Star Opal

A family owned business. For all your opal, art and lapidiary supplies. Contact Details ADDRESS:…

Opals on Hutchison

A family owned business with over 40 years experience in mining, exporting, designing and manufacturing…

Gaea Gems

Gaea Gems (Earth Gems) is a modern opal shop with fantastic souvenirs and indigenous art…

Opalios

It’s been 44 years and we have so many wonderful memories and stories about Coober…

Tom’s Working Mine

NOTE:  Tom’s is currently closed for renovations – due to open early 2021.   Large…

Old Timers Mine

Winner of many tourism awards including the South Australia Heritage and Cultural tourism award. Opal…

Josephine’s Gallery

Discover the unique aboriginal art and local artifacts. Visit our Kangaroo Orphanage.

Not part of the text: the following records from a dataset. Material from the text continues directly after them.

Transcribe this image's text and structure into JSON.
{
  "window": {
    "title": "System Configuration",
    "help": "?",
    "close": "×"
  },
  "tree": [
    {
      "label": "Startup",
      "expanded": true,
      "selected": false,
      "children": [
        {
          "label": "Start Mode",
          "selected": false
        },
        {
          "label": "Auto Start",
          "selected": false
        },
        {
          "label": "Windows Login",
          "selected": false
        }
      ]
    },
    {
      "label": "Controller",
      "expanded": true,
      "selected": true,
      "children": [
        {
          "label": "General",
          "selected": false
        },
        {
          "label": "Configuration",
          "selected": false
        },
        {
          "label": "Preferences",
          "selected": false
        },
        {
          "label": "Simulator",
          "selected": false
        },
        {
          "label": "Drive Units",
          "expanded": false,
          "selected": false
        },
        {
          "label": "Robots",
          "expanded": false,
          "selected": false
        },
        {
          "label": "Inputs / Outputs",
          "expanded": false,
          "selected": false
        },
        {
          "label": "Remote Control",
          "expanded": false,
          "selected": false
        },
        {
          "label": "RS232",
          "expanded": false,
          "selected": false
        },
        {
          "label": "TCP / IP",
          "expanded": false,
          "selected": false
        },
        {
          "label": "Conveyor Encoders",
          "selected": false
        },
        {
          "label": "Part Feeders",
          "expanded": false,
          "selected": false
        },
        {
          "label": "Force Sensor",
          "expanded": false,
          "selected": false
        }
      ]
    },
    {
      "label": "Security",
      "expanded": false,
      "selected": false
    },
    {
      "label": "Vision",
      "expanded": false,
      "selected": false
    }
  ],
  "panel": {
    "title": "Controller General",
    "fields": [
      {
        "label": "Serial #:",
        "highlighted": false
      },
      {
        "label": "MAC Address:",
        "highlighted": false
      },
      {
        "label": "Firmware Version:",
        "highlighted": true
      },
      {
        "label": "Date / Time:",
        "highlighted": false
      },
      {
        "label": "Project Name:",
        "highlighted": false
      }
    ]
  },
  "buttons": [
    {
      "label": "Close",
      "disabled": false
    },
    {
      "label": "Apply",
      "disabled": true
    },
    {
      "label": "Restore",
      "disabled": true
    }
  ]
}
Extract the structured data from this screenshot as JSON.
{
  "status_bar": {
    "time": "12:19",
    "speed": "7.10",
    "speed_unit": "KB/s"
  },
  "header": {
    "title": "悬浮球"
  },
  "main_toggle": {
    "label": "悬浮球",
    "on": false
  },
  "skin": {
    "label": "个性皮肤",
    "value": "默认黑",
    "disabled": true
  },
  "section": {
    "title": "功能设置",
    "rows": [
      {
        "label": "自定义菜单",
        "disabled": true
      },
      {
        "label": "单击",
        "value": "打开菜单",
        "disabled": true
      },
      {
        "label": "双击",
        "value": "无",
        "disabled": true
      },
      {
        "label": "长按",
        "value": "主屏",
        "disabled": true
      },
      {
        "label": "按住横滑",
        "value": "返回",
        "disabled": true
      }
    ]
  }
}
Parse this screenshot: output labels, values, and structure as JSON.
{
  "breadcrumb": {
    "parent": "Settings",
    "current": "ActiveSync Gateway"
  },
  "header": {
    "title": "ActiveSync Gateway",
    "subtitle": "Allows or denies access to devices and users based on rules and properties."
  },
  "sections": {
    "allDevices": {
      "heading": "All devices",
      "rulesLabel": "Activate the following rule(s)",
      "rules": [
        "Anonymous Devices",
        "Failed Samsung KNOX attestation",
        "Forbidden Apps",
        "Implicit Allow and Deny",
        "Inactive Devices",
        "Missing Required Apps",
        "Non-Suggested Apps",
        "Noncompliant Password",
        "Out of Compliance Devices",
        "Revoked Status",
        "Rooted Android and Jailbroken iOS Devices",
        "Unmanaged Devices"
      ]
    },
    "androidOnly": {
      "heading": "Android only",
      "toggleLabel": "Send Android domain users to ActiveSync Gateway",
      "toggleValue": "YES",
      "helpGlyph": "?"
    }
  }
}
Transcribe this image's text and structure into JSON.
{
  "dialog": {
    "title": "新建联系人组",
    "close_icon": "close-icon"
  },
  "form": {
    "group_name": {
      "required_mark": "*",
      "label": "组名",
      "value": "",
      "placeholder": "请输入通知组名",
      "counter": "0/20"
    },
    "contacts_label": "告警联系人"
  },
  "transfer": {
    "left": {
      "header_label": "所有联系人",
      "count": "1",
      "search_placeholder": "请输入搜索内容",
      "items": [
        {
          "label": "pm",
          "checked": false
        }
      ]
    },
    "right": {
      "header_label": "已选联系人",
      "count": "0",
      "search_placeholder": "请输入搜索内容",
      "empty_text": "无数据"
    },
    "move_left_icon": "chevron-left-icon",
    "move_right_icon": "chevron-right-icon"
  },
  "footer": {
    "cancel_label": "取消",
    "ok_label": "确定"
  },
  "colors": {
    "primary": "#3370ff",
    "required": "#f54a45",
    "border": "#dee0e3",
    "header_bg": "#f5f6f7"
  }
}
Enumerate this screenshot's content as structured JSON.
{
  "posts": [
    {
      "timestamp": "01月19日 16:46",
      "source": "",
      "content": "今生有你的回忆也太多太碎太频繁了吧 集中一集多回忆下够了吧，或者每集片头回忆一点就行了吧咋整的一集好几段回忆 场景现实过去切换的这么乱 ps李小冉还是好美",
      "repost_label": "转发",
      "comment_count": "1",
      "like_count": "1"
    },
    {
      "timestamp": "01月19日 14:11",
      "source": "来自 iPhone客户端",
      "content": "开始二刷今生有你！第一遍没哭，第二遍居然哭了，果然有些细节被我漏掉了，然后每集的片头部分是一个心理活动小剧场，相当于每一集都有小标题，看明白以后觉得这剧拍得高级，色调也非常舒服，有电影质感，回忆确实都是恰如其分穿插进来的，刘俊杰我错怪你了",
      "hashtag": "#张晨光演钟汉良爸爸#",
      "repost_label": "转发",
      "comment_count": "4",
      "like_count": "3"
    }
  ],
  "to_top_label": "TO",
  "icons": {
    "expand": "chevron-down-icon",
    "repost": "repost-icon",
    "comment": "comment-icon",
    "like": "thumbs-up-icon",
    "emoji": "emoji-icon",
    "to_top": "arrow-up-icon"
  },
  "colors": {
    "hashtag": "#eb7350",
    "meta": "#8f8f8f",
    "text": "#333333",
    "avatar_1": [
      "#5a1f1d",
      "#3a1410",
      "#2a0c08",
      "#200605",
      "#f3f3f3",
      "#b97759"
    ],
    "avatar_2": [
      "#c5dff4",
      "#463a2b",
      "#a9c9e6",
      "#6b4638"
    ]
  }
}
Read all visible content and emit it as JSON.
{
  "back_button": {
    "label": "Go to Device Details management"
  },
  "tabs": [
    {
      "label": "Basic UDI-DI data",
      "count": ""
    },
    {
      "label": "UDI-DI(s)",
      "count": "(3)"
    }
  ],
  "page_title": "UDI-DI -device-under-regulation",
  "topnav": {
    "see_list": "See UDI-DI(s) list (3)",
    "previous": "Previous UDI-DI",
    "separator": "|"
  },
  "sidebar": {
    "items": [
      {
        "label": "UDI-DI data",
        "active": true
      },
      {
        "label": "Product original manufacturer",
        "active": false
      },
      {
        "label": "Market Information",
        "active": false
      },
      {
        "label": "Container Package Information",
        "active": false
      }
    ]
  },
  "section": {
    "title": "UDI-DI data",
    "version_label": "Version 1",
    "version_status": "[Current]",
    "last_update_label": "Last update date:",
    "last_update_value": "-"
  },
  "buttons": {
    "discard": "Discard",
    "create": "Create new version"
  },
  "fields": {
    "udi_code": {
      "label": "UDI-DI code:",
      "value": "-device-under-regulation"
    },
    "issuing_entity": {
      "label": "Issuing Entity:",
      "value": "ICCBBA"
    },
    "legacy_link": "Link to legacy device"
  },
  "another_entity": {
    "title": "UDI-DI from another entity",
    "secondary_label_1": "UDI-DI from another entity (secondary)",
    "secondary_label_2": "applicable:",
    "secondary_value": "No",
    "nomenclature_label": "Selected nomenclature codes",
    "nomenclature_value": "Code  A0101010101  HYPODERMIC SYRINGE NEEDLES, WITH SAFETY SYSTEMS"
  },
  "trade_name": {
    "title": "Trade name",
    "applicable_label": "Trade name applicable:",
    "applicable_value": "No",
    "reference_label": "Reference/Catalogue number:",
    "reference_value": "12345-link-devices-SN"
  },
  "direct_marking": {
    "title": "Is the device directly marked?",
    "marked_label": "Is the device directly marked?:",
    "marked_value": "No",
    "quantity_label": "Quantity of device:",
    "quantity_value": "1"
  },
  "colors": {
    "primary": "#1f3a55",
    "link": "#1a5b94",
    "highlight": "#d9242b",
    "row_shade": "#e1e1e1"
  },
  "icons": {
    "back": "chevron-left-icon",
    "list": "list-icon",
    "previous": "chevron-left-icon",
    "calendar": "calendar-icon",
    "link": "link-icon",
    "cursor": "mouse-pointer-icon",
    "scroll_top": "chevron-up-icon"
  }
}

Feeding times 12:00pm…

Waffles & Gems

Waffles & Gems is a Cafe, Jewellery & Local Arts & Craft Shop situated in…

Opal Cave

Opal Cave provides the most interesting, unique and informative stopover on your entire trip with…

Radeka’s Downunder

Radeka Downunder Underground Motel and Backpacker Inn is located in the centre of Coober Pedy,…

Mud Hut Motel

Staying for a night or a week in Coober Pedy, the Mud Hut Motel is…

“For in them you shall see the living fire of ruby,

the glorious purple of the amethyst,

the sea green of the emerald,

all glittering together in an incredible mixture of light”

Written by Roman Pliny in the 1st Century AD